Obviously, the Conway thing didn't work out, but if it weren't for grades I think he could have been a really good WR for us.
I rarely forget about commits, even if they never play for Michigan. Somehow I had an "oh wow! I remember him" type moment. Whatever happened to Conway?
“True loyalty is that quality of service that grows under adversity and expands in defeat. Any street urchin can shout applause in victory, but it takes character to stand fast in defeat. One is noise — the other, loyalty.”
I thought we were pretty good for SDE at the moment. Heitzman is already in line behind Roh, Godin and Wormley are tweeners sitting more on the End side of their progression to the middle right now, and Strobel seems like a monster in the making. After Roh graduates Black might move outside again too if Pipkins and Henry work out better than any of the freshman ends do.

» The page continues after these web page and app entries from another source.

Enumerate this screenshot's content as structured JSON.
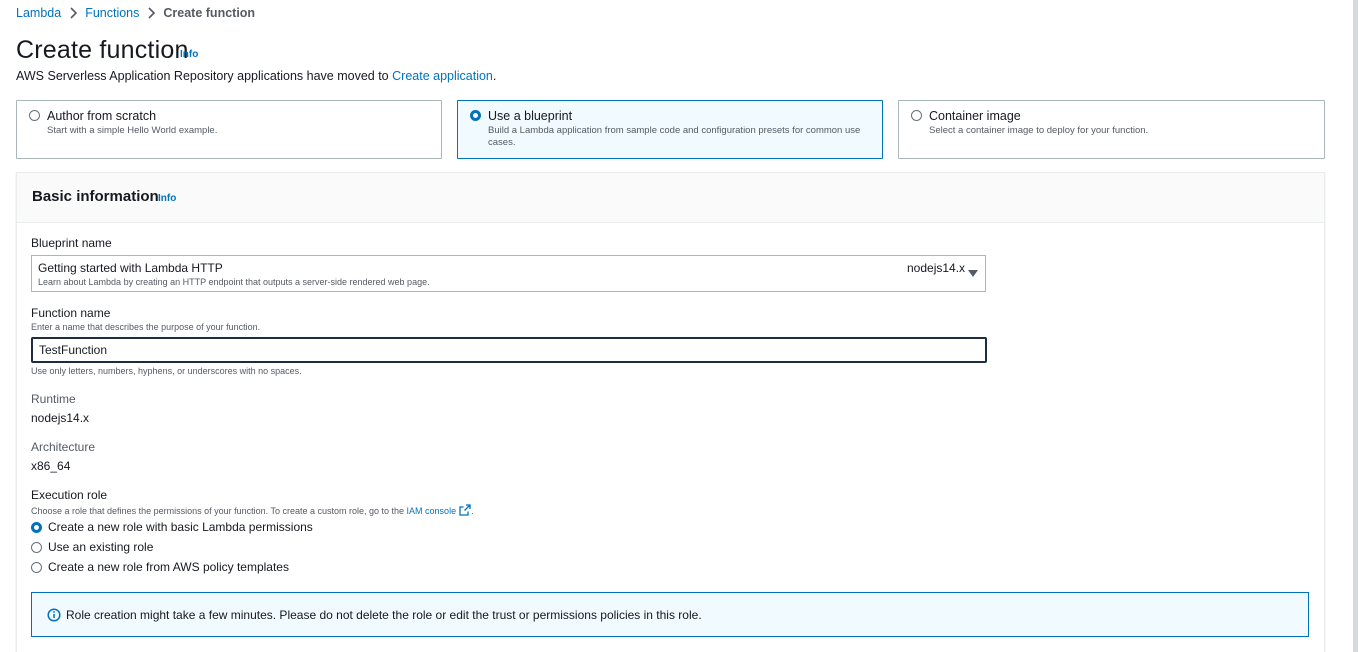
{
  "breadcrumb": {
    "items": [
      "Lambda",
      "Functions"
    ],
    "current": "Create function"
  },
  "header": {
    "title": "Create function",
    "info": "Info",
    "moved_text": "AWS Serverless Application Repository applications have moved to ",
    "moved_link": "Create application",
    "moved_suffix": "."
  },
  "options": [
    {
      "title": "Author from scratch",
      "description": "Start with a simple Hello World example.",
      "selected": false
    },
    {
      "title": "Use a blueprint",
      "description": "Build a Lambda application from sample code and configuration presets for common use cases.",
      "selected": true
    },
    {
      "title": "Container image",
      "description": "Select a container image to deploy for your function.",
      "selected": false
    }
  ],
  "basic_info": {
    "title": "Basic information",
    "info": "Info",
    "blueprint": {
      "label": "Blueprint name",
      "selected_title": "Getting started with Lambda HTTP",
      "selected_description": "Learn about Lambda by creating an HTTP endpoint that outputs a server-side rendered web page.",
      "selected_tag": "nodejs14.x"
    },
    "function_name": {
      "label": "Function name",
      "description": "Enter a name that describes the purpose of your function.",
      "value": "TestFunction",
      "constraint": "Use only letters, numbers, hyphens, or underscores with no spaces."
    },
    "runtime": {
      "label": "Runtime",
      "value": "nodejs14.x"
    },
    "architecture": {
      "label": "Architecture",
      "value": "x86_64"
    },
    "execution_role": {
      "label": "Execution role",
      "description": "Choose a role that defines the permissions of your function. To create a custom role, go to the ",
      "link": "IAM console",
      "suffix": ".",
      "options": [
        {
          "label": "Create a new role with basic Lambda permissions",
          "selected": true
        },
        {
          "label": "Use an existing role",
          "selected": false
        },
        {
          "label": "Create a new role from AWS policy templates",
          "selected": false
        }
      ]
    },
    "alert": "Role creation might take a few minutes. Please do not delete the role or edit the trust or permissions policies in this role."
  },
  "colors": {
    "link": "#0073bb",
    "text": "#16191f",
    "muted": "#545b64",
    "selected_bg": "#f1faff",
    "border": "#aab7b8"
  }
}
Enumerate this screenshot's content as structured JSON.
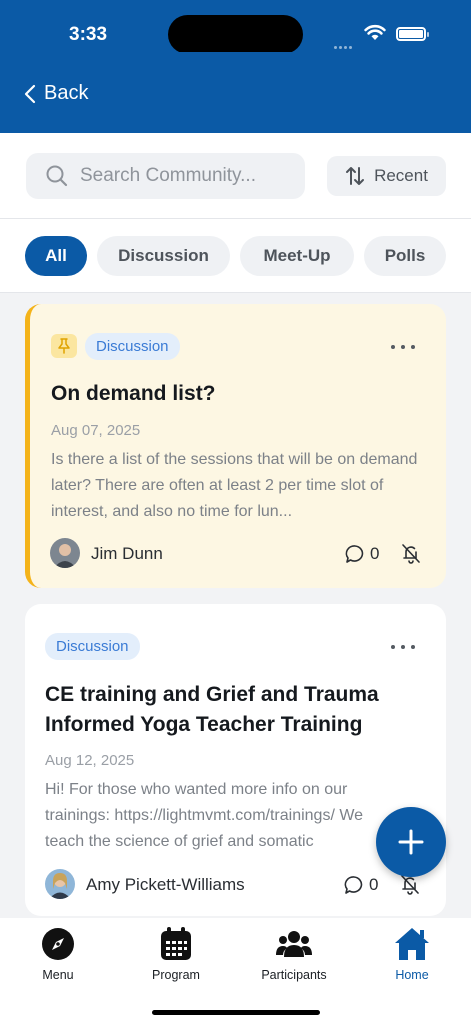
{
  "status_bar": {
    "time": "3:33"
  },
  "nav": {
    "back_label": "Back"
  },
  "search": {
    "placeholder": "Search Community...",
    "value": ""
  },
  "sort": {
    "label": "Recent"
  },
  "filters": [
    {
      "label": "All",
      "active": true
    },
    {
      "label": "Discussion",
      "active": false
    },
    {
      "label": "Meet-Up",
      "active": false
    },
    {
      "label": "Polls",
      "active": false
    }
  ],
  "posts": [
    {
      "pinned": true,
      "tag": "Discussion",
      "title": "On demand list?",
      "date": "Aug 07, 2025",
      "body": "Is there a list of the sessions that will be on demand later? There are often at least 2 per time slot of interest, and also no time for lun...",
      "author": "Jim Dunn",
      "comments": "0"
    },
    {
      "pinned": false,
      "tag": "Discussion",
      "title": "CE  training and Grief and Trauma Informed Yoga Teacher Training",
      "date": "Aug 12, 2025",
      "body": "Hi! For those who wanted more info on our trainings: https://lightmvmt.com/trainings/ We teach the science of grief and somatic",
      "author": "Amy Pickett-Williams",
      "comments": "0"
    }
  ],
  "tabs": [
    {
      "label": "Menu",
      "icon": "compass-icon"
    },
    {
      "label": "Program",
      "icon": "calendar-icon"
    },
    {
      "label": "Participants",
      "icon": "users-icon"
    },
    {
      "label": "Home",
      "icon": "home-icon",
      "active": true
    }
  ],
  "colors": {
    "brand": "#0b5aa6",
    "pinned_bg": "#fdf7e3",
    "pinned_accent": "#f4b31a",
    "tag_bg": "#e3eefb",
    "tag_text": "#3a7bd5"
  }
}
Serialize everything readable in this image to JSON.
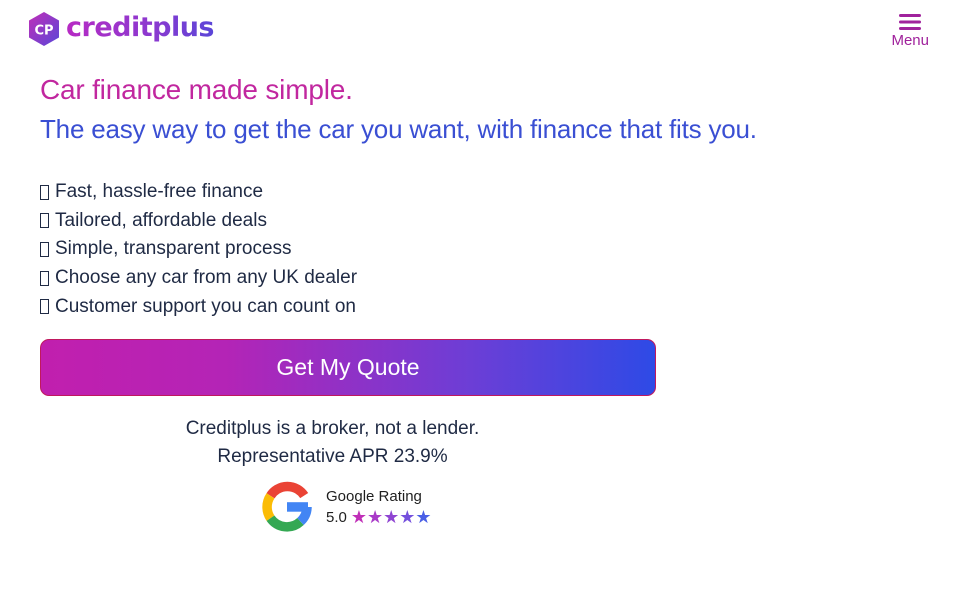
{
  "header": {
    "logo_text": "creditplus",
    "logo_mark": "CP",
    "menu_label": "Menu",
    "menu_icon": "hamburger-icon"
  },
  "hero": {
    "headline": "Car finance made simple.",
    "subheadline": "The easy way to get the car you want, with finance that fits you."
  },
  "benefits": [
    "Fast, hassle-free finance",
    "Tailored, affordable deals",
    "Simple, transparent process",
    "Choose any car from any UK dealer",
    "Customer support you can count on"
  ],
  "cta": {
    "label": "Get My Quote"
  },
  "disclaimer": {
    "line1": "Creditplus is a broker, not a lender.",
    "line2": "Representative APR 23.9%"
  },
  "rating": {
    "label": "Google Rating",
    "score": "5.0",
    "stars": 5,
    "star_colors": [
      "#c02fb8",
      "#a93ac8",
      "#8f45d2",
      "#7550dd",
      "#4a5fe6"
    ]
  },
  "colors": {
    "brand_pink": "#c1279f",
    "brand_blue": "#3a4fd3",
    "text_dark": "#1f2a44",
    "cta_start": "#c11fae",
    "cta_end": "#2e4ae6"
  }
}
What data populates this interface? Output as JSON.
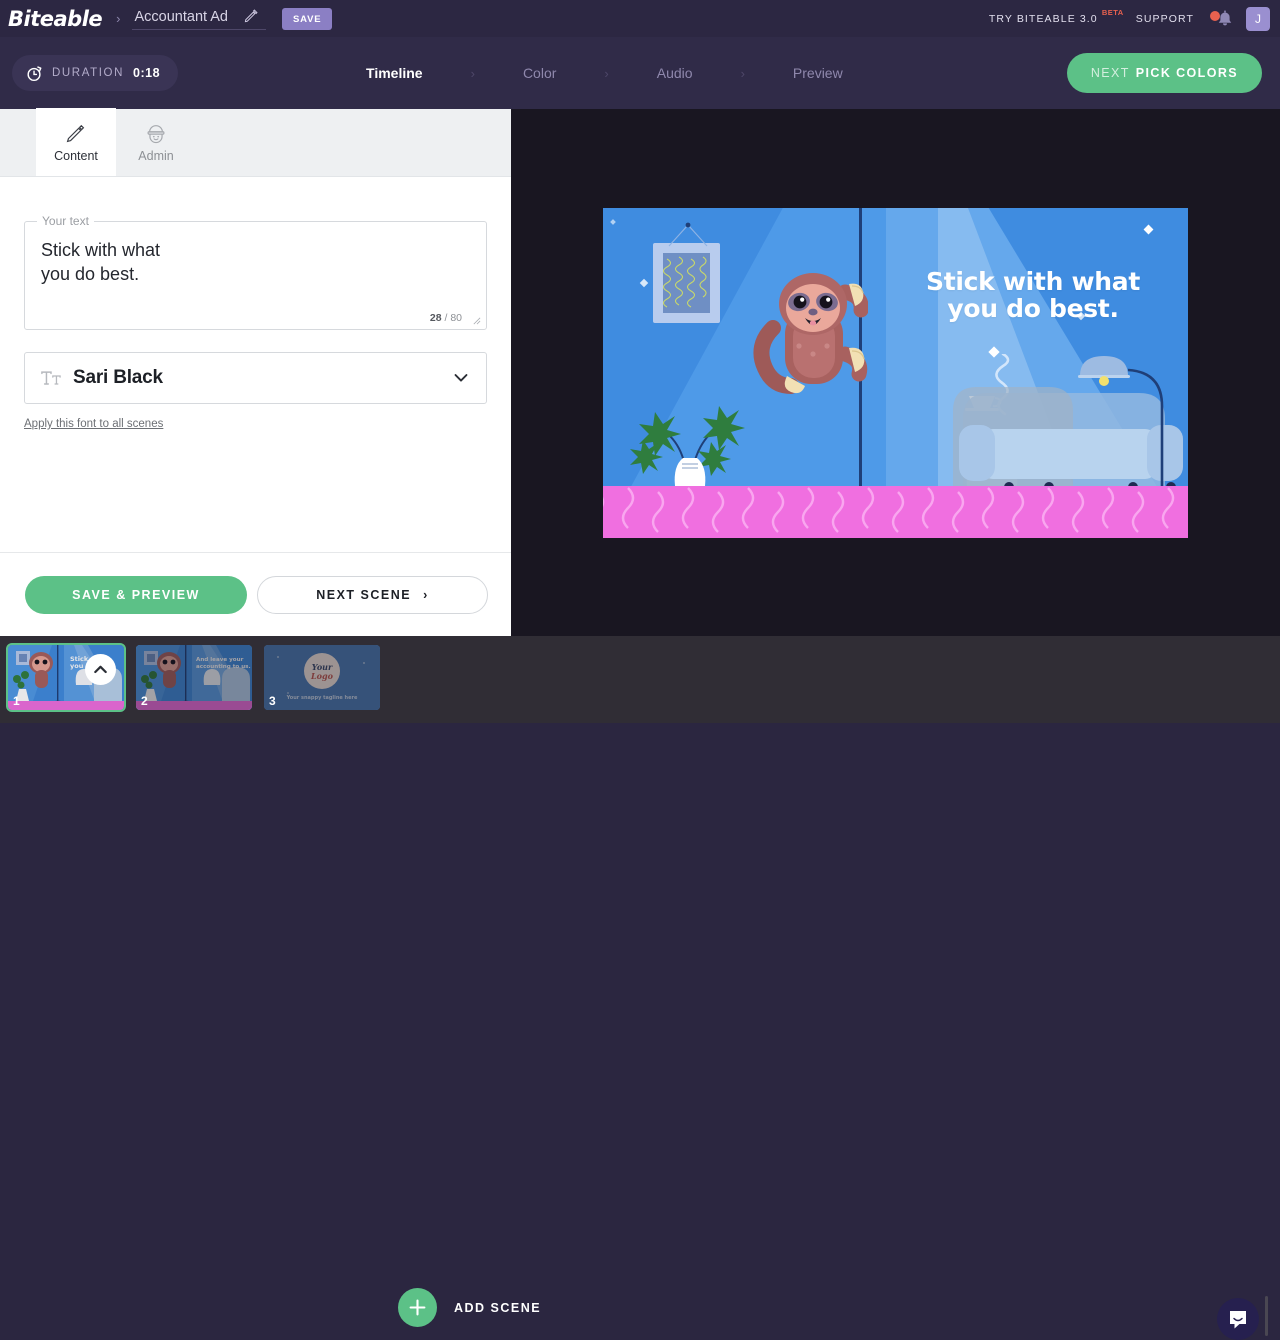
{
  "topbar": {
    "brand": "Biteable",
    "separator": "›",
    "project_name": "Accountant Ad",
    "save_label": "SAVE",
    "try_label": "TRY BITEABLE 3.0",
    "beta_label": "BETA",
    "support_label": "SUPPORT",
    "avatar_initial": "J",
    "icons": {
      "pencil": "pencil-icon",
      "bell": "bell-icon",
      "notification_dot": "notification-dot"
    },
    "colors": {
      "bar_bg": "#2c2742",
      "save_btn": "#8b7fc4",
      "beta_accent": "#e8614f",
      "avatar_bg": "#9a8fd0"
    }
  },
  "stepbar": {
    "duration_label": "DURATION",
    "duration_value": "0:18",
    "steps": [
      {
        "label": "Timeline",
        "active": true
      },
      {
        "label": "Color",
        "active": false
      },
      {
        "label": "Audio",
        "active": false
      },
      {
        "label": "Preview",
        "active": false
      }
    ],
    "step_arrow": "›",
    "next_prefix": "NEXT",
    "next_main": "PICK COLORS",
    "colors": {
      "bar_bg": "#302b48",
      "next_btn": "#5cc187",
      "pill_bg": "#3a3455"
    }
  },
  "panel": {
    "tabs": [
      {
        "label": "Content",
        "icon": "pencil-icon",
        "active": true
      },
      {
        "label": "Admin",
        "icon": "police-cap-icon",
        "active": false
      }
    ],
    "text_field": {
      "legend": "Your text",
      "value": "Stick with what\nyou do best.",
      "placeholder": "Your text",
      "char_used": "28",
      "char_sep": " / ",
      "char_max": "80"
    },
    "font_select": {
      "icon": "text-format-icon",
      "value": "Sari Black",
      "chevron": "chevron-down-icon"
    },
    "apply_link": "Apply this font to all scenes",
    "footer": {
      "save_preview_label": "SAVE & PREVIEW",
      "next_scene_label": "NEXT SCENE",
      "next_scene_arrow": "›"
    }
  },
  "stage": {
    "scene": {
      "headline": "Stick with what\nyou do best.",
      "colors": {
        "bg_blue": "#3f8ce0",
        "beam_left": "#4e9ae8",
        "beam_right": "#65a8ec",
        "floor_pink": "#f06fe0",
        "sloth_body": "#a8615f",
        "sloth_face": "#e8a79a"
      }
    },
    "bg_color": "#191621"
  },
  "bottombar": {
    "scenes": [
      {
        "number": "1",
        "selected": true,
        "caption": "Stick with what you do best.",
        "type": "sloth-scene"
      },
      {
        "number": "2",
        "selected": false,
        "caption": "And leave your accounting to us.",
        "type": "sloth-scene"
      },
      {
        "number": "3",
        "selected": false,
        "caption": "Your Logo",
        "tagline": "Your snappy tagline here",
        "type": "logo-scene"
      }
    ],
    "collapse_icon": "chevron-up-icon",
    "add_scene_label": "ADD SCENE",
    "add_icon": "plus-icon",
    "intercom_icon": "chat-bubble-icon",
    "colors": {
      "bar_bg": "#302d35",
      "add_btn": "#5cc187",
      "intercom_bg": "#26204f"
    }
  }
}
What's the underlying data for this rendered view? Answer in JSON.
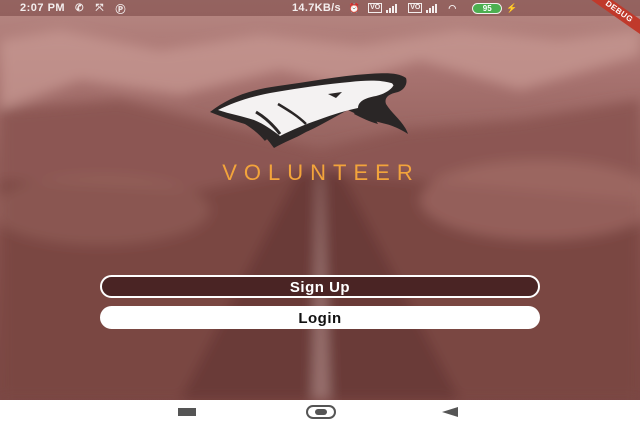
{
  "status_bar": {
    "time": "2:07 PM",
    "network_speed": "14.7KB/s",
    "battery_level": "95",
    "debug_banner": "DEBUG"
  },
  "app": {
    "title": "VOLUNTEER",
    "title_color": "#f3a43b",
    "logo_icon": "wolf-head-logo"
  },
  "buttons": {
    "signup_label": "Sign Up",
    "login_label": "Login"
  },
  "nav_bar": {
    "recent_icon": "recent-apps-icon",
    "home_icon": "home-icon",
    "back_icon": "back-icon"
  }
}
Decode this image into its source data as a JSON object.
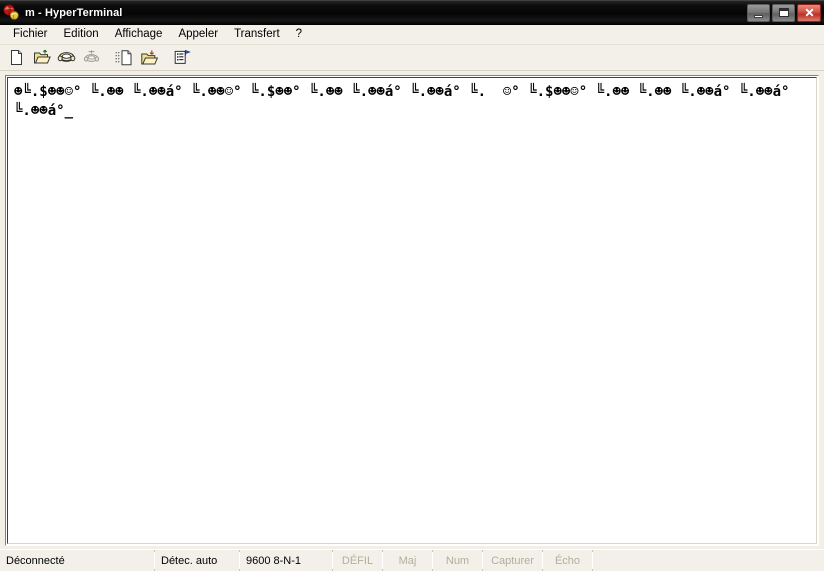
{
  "window": {
    "title": "m - HyperTerminal",
    "icon": "hyperterminal-globe-icon",
    "controls": {
      "minimize_label": "–",
      "maximize_label": "□",
      "close_label": "✕"
    },
    "accent_close_color": "#c0392b",
    "titlebar_color": "#000000"
  },
  "menubar": {
    "items": [
      {
        "label": "Fichier"
      },
      {
        "label": "Edition"
      },
      {
        "label": "Affichage"
      },
      {
        "label": "Appeler"
      },
      {
        "label": "Transfert"
      },
      {
        "label": "?"
      }
    ]
  },
  "toolbar": {
    "buttons": [
      {
        "name": "new-connection",
        "icon": "new-document-icon",
        "enabled": true
      },
      {
        "name": "open-connection",
        "icon": "open-folder-icon",
        "enabled": true
      },
      {
        "name": "call",
        "icon": "phone-icon",
        "enabled": true
      },
      {
        "name": "disconnect",
        "icon": "phone-hangup-icon",
        "enabled": false
      },
      {
        "name": "send-file",
        "icon": "send-file-icon",
        "enabled": true
      },
      {
        "name": "receive-file",
        "icon": "receive-file-icon",
        "enabled": true
      },
      {
        "name": "properties",
        "icon": "properties-icon",
        "enabled": true
      }
    ]
  },
  "terminal": {
    "text": "☻╚.$☻☻☺° ╚.☻☻ ╚.☻☻á° ╚.☻☻☺° ╚.$☻☻° ╚.☻☻ ╚.☻☻á° ╚.☻☻á° ╚.  ☺° ╚.$☻☻☺° ╚.☻☻ ╚.☻☻ ╚.☻☻á° ╚.☻☻á° ╚.☻☻á°",
    "cursor": "_",
    "background": "#ffffff",
    "foreground": "#000000"
  },
  "statusbar": {
    "connection_status": "Déconnecté",
    "detection": "Détec. auto",
    "line_settings": "9600 8-N-1",
    "indicators": [
      {
        "label": "DÉFIL",
        "active": false
      },
      {
        "label": "Maj",
        "active": false
      },
      {
        "label": "Num",
        "active": false
      },
      {
        "label": "Capturer",
        "active": false
      },
      {
        "label": "Écho",
        "active": false
      }
    ]
  }
}
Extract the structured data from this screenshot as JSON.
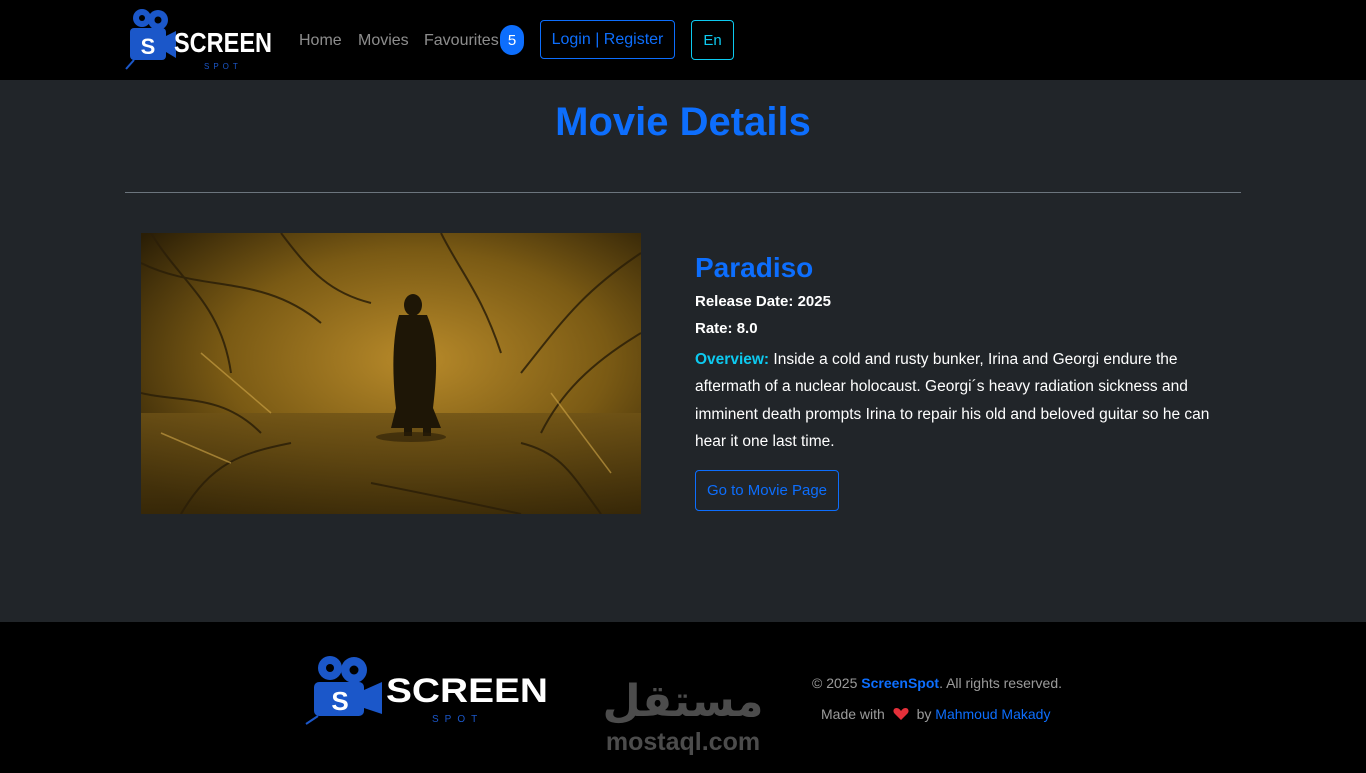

We're decent at SDE, but we could stand to take one more guy. You don't really want to skip a year at a position like that, because it rotates a lot, and none of the SDEs we have after Roh have seen a college field yet.
Definitely this. Even though Michigan filled in a lot on the D-line last year, the depth above the freshmen is pretty lacking (LINK), and by bringing in a player in the '13 class Michigan can potentially spread some depth across three graduating classes ('12 guys who don't redshirt, '12 guys who redshirt, '13 recruit presumably redshirting). On either line, having extra bodies is always a plus.